Edwards: Yeah. We were lucky to get some studio time and it was really expensive and it often involved going into some studio at two in the morning because that time was available and cheaper. The engineer accidentally rolled over a song that we’d spent all day recording and he looked at me after going through six boxes of two-inch tape — it wasn’t written on the outside so you had to listen to them all. We couldn’t find this song and there was now a gaping hole on this two-inch tape; about three or four minutes long. And he said, ‘Don’t you have anything else that you could put on here so it won’t look like as much of a hole tomorrow when everybody else comes in?’ And I said, ‘Well, I got this.’ And I went out and I just did ‘Sunshine.’ And there was a bass standing in the corner and I went and played that and it sounded even better, and there was a 12-string there, and I thought, ‘Let’s throw a 12-string on the end,’ and that sounded good, and I put a little harmony on it. And the next day my drummer came in and overdubbed onto this crazy track I’d created. And that was it.

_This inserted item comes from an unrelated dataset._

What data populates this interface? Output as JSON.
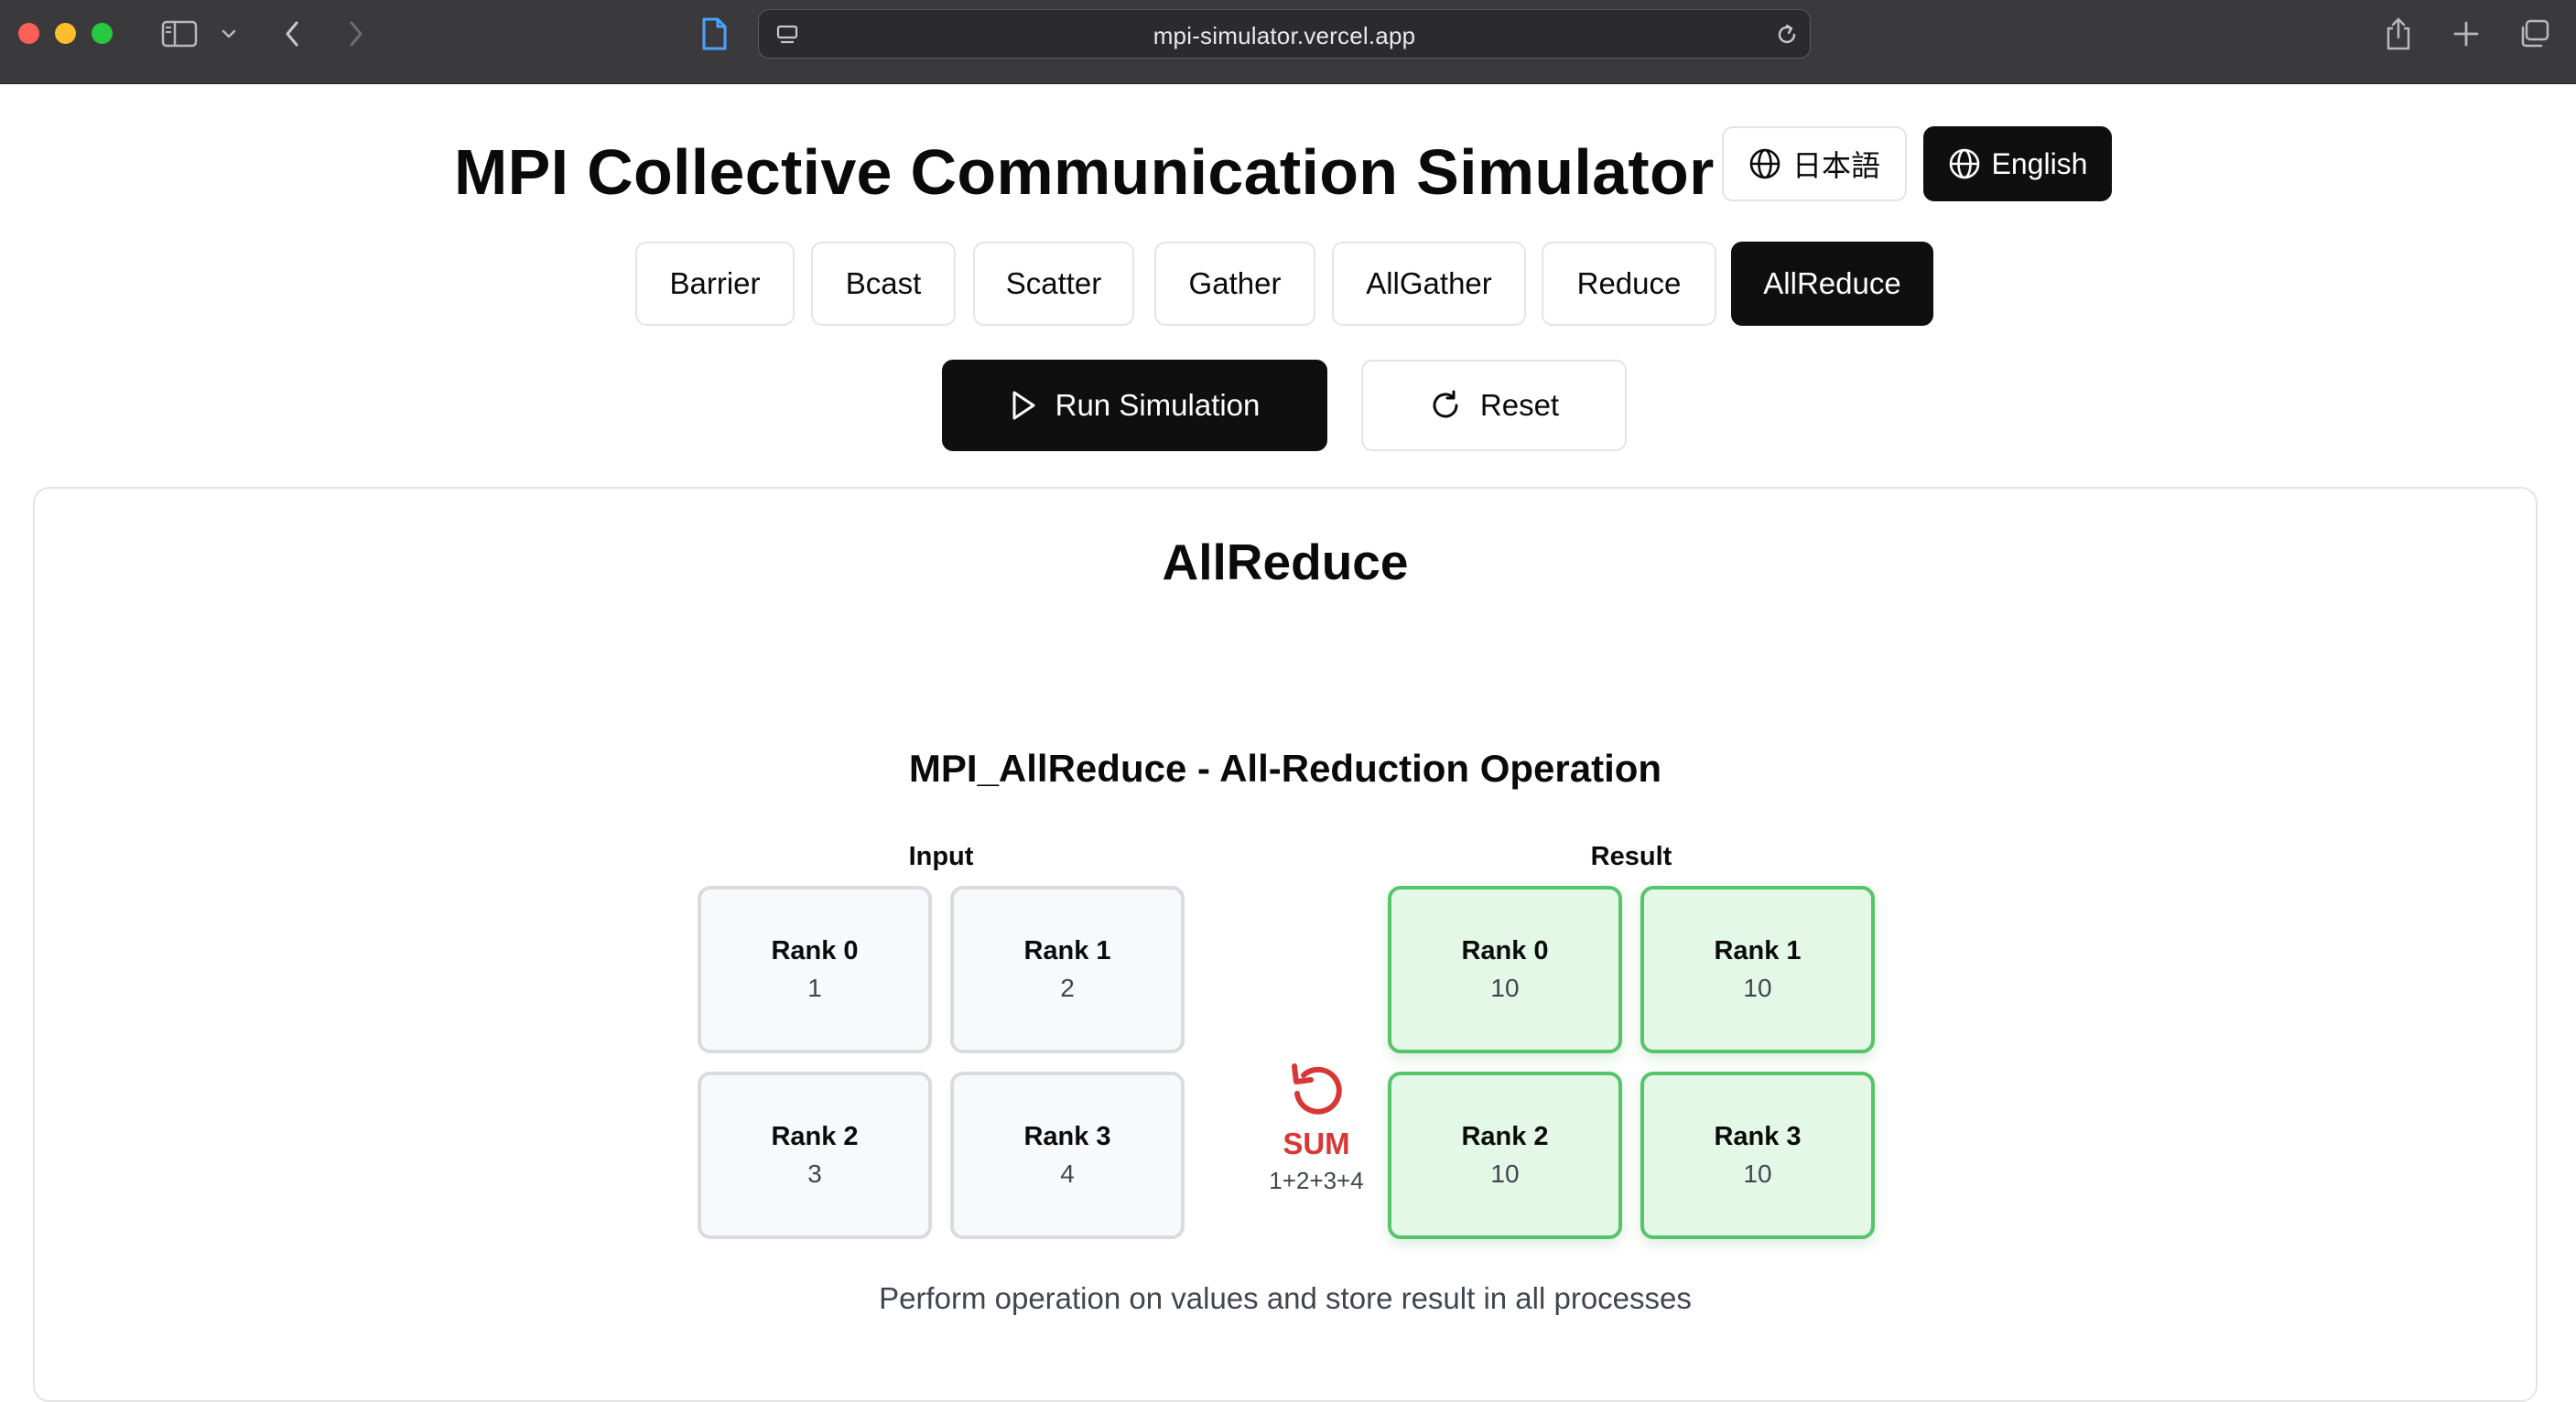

A&E: And how did that song change things for you?

Edwards: It changed everything. Suddenly my little community of singer/songwriters I was living with ... suddenly I was plucked out of the nest and thrust upon the national stage. My job, as I saw it, was to not change; to forge ahead with who I was and what I was and not change my beliefs or my behavior just try to keep my mind and energy on doing the shows. And I loved doing that.

A&E: Did you feel like you were able to stay grounded even after the success of the song?

Edwards: I noticed that everywhere around me was changing because of my newfound notoriety, but I’d done the work, I’d done my homework, I’d written songs. I felt like I deserved it in a way but I also felt like it was something that came so natural that I didn’t deserve it.

A&E: Why do you think this song in particular appealed to so many people at that time?

Edwards: It appealed to people on two levels; happy little folk song that sounded like several other folk songs. And it was a happy little melody and it was about sunshine ... and it was, but it also had a much deeper and a much more meaningful level about the frustration I was feeling with the direction our government was taking our country. It was the middle of the Vietnam War and this whole tragedy that was happening in Southeast Asia because of us ... I kind of saw the government for what it was all of the sudden. I kind of saw what our leaders were all about. My dad was an ex-FBI agent and he was now working on the Defense Appropriations Bill in [Washington,] D.C. ... and here I was occupying ROTC buildings and singing to the crowds in front of the demonstrations. They were strange times. Really divisive times.

A&E: Are there plans for another studio album anytime soon?

Edwards: We are in pre-production for the next project. I really can’t say much more than that.

A&E: And what can audiences expect to hear from you at the Barns this weekend?

Edwards: This will be 15th time or something at [the] Barns ... I’ll be doing a mix of old songs that people know me for and I’ll throw in a bunch of new ones, as many as I can get together between now and then.